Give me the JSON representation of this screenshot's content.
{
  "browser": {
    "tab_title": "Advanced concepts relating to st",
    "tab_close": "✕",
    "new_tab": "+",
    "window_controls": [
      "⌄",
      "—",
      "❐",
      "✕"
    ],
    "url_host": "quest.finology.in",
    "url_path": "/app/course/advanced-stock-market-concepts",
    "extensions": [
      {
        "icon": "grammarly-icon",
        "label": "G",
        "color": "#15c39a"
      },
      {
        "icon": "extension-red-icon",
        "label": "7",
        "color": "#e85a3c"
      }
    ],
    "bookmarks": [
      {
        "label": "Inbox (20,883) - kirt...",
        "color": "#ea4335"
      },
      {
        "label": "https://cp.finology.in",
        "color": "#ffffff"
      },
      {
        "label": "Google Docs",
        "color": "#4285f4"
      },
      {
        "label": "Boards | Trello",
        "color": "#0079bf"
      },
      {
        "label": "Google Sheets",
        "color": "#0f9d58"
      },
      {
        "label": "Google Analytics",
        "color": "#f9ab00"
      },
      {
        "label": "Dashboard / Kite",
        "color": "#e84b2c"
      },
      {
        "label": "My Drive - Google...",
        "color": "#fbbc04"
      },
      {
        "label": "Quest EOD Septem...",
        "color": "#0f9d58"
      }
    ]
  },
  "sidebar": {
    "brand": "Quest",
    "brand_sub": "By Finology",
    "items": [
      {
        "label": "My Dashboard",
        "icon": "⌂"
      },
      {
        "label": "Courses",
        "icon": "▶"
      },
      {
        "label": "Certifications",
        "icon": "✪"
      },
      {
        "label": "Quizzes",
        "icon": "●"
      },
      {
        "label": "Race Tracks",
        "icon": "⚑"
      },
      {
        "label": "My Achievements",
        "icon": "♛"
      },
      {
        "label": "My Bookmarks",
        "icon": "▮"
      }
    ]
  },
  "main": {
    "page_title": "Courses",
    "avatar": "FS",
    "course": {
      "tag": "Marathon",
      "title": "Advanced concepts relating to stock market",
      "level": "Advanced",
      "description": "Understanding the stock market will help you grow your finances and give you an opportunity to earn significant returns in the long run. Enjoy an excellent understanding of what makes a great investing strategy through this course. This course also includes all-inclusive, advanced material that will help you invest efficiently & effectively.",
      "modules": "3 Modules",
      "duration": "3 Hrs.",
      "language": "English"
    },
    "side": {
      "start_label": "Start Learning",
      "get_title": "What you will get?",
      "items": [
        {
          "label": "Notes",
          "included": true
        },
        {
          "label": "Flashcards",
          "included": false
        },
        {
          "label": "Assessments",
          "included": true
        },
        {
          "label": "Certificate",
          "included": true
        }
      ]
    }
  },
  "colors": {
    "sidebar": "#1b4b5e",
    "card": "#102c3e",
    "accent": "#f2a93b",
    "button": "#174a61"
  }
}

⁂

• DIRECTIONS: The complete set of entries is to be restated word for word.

• RESPONSE TO THE EXERCISE:
Give me the JSON representation of this screenshot's content.
{
  "browser": {
    "tab_title": "Advanced concepts relating to st",
    "tab_close": "✕",
    "new_tab": "+",
    "window_controls": [
      "⌄",
      "—",
      "❐",
      "✕"
    ],
    "url_host": "quest.finology.in",
    "url_path": "/app/course/advanced-stock-market-concepts",
    "extensions": [
      {
        "icon": "grammarly-icon",
        "label": "G",
        "color": "#15c39a"
      },
      {
        "icon": "extension-red-icon",
        "label": "7",
        "color": "#e85a3c"
      }
    ],
    "bookmarks": [
      {
        "label": "Inbox (20,883) - kirt...",
        "color": "#ea4335"
      },
      {
        "label": "https://cp.finology.in",
        "color": "#ffffff"
      },
      {
        "label": "Google Docs",
        "color": "#4285f4"
      },
      {
        "label": "Boards | Trello",
        "color": "#0079bf"
      },
      {
        "label": "Google Sheets",
        "color": "#0f9d58"
      },
      {
        "label": "Google Analytics",
        "color": "#f9ab00"
      },
      {
        "label": "Dashboard / Kite",
        "color": "#e84b2c"
      },
      {
        "label": "My Drive - Google...",
        "color": "#fbbc04"
      },
      {
        "label": "Quest EOD Septem...",
        "color": "#0f9d58"
      }
    ]
  },
  "sidebar": {
    "brand": "Quest",
    "brand_sub": "By Finology",
    "items": [
      {
        "label": "My Dashboard",
        "icon": "⌂"
      },
      {
        "label": "Courses",
        "icon": "▶"
      },
      {
        "label": "Certifications",
        "icon": "✪"
      },
      {
        "label": "Quizzes",
        "icon": "●"
      },
      {
        "label": "Race Tracks",
        "icon": "⚑"
      },
      {
        "label": "My Achievements",
        "icon": "♛"
      },
      {
        "label": "My Bookmarks",
        "icon": "▮"
      }
    ]
  },
  "main": {
    "page_title": "Courses",
    "avatar": "FS",
    "course": {
      "tag": "Marathon",
      "title": "Advanced concepts relating to stock market",
      "level": "Advanced",
      "description": "Understanding the stock market will help you grow your finances and give you an opportunity to earn significant returns in the long run. Enjoy an excellent understanding of what makes a great investing strategy through this course. This course also includes all-inclusive, advanced material that will help you invest efficiently & effectively.",
      "modules": "3 Modules",
      "duration": "3 Hrs.",
      "language": "English"
    },
    "side": {
      "start_label": "Start Learning",
      "get_title": "What you will get?",
      "items": [
        {
          "label": "Notes",
          "included": true
        },
        {
          "label": "Flashcards",
          "included": false
        },
        {
          "label": "Assessments",
          "included": true
        },
        {
          "label": "Certificate",
          "included": true
        }
      ]
    }
  },
  "colors": {
    "sidebar": "#1b4b5e",
    "card": "#102c3e",
    "accent": "#f2a93b",
    "button": "#174a61"
  }
}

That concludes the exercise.